Below are the records; copy each line in which "JSON" occurs.

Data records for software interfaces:
- Opening Delimiter -
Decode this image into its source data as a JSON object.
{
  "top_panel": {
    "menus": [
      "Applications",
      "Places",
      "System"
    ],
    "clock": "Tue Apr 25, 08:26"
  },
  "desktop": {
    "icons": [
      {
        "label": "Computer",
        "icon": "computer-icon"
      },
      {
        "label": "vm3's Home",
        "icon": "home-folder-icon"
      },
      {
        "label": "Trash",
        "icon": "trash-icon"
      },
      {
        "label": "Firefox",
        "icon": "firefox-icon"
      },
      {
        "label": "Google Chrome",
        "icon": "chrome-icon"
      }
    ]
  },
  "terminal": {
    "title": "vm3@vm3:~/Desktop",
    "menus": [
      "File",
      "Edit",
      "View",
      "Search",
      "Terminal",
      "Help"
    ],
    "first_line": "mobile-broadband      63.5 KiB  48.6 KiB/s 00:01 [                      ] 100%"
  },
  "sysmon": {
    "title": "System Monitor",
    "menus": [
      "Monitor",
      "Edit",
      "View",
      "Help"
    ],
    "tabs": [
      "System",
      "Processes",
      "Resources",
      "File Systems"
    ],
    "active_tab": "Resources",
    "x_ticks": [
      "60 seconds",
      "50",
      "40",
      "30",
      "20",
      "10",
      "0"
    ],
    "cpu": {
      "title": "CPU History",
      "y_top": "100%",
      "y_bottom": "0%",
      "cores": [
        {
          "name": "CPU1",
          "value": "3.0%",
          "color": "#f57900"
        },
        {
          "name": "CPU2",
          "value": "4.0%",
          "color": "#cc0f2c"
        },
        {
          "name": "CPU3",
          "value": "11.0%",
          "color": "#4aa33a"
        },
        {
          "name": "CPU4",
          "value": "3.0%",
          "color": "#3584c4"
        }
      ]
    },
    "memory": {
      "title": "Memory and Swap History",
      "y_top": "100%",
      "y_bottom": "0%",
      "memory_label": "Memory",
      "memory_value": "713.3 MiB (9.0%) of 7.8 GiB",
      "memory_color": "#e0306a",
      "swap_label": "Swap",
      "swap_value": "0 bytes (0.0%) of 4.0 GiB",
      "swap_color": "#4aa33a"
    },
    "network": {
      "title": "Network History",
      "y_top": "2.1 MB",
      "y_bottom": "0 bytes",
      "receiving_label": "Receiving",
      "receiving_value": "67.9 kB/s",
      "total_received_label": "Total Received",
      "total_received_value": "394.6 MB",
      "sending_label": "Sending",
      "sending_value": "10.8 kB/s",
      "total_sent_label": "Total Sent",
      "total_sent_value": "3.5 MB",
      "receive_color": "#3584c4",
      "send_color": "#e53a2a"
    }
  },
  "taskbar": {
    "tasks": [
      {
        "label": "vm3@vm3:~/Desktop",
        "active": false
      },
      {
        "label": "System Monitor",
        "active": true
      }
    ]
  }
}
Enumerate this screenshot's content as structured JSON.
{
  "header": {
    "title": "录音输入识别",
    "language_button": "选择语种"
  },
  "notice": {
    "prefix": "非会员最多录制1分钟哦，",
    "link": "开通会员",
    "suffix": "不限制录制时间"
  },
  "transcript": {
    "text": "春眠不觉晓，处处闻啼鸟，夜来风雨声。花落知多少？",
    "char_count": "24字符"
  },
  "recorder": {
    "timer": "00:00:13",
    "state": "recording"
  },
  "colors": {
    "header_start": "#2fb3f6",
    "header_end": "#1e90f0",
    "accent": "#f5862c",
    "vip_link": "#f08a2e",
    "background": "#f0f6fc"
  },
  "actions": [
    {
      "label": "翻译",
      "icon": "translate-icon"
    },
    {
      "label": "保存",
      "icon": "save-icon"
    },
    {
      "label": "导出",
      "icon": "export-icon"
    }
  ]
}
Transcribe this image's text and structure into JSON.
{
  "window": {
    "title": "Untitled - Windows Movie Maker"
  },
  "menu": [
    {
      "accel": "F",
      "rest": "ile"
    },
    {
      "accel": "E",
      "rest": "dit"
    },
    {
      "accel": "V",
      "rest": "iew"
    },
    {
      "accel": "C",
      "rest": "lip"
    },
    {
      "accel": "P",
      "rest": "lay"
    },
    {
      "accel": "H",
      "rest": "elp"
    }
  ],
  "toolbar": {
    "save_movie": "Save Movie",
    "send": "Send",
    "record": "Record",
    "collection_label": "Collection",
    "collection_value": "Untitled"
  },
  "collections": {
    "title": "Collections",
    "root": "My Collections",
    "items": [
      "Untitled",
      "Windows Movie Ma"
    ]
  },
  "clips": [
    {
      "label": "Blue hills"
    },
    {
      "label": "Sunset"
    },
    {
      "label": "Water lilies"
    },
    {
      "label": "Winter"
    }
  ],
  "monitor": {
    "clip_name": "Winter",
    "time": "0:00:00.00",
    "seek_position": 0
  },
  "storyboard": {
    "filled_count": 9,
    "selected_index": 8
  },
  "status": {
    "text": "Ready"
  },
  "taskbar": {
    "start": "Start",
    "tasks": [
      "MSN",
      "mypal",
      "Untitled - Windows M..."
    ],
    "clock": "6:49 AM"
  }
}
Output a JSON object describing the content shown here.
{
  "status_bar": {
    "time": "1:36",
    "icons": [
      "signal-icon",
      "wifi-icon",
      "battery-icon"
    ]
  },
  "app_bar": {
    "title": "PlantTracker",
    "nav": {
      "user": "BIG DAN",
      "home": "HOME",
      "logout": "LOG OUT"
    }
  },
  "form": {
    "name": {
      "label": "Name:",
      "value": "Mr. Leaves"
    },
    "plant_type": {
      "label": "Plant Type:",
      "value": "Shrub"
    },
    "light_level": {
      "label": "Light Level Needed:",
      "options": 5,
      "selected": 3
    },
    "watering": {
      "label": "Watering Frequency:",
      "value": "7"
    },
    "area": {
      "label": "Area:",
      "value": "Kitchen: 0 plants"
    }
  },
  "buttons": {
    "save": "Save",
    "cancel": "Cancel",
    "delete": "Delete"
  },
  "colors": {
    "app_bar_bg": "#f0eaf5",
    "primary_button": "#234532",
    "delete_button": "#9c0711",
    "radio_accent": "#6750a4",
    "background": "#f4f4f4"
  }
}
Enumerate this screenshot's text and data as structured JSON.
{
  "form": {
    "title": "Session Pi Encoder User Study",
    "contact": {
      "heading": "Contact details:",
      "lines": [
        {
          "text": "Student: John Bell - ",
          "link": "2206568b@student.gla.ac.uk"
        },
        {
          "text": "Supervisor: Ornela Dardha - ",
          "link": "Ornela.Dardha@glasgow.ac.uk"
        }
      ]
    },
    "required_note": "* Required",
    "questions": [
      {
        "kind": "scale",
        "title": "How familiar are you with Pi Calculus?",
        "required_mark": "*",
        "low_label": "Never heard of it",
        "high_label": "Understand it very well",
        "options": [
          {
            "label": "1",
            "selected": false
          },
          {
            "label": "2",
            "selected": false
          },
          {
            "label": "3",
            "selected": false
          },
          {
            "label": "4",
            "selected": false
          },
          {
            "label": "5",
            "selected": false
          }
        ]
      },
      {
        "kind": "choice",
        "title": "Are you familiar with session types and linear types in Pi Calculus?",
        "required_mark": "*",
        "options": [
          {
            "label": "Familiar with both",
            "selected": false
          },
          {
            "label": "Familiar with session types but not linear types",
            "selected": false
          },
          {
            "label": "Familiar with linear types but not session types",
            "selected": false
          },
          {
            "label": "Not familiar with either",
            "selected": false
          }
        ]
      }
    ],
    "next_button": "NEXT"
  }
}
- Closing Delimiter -
- [RESULT OF THE TASK]:
Decode this image into its source data as a JSON object.
Enumerate this screenshot's content as structured JSON.
Transcribe this image's text and structure into JSON.
Output a JSON object describing the content shown here.
Enumerate this screenshot's text and data as structured JSON.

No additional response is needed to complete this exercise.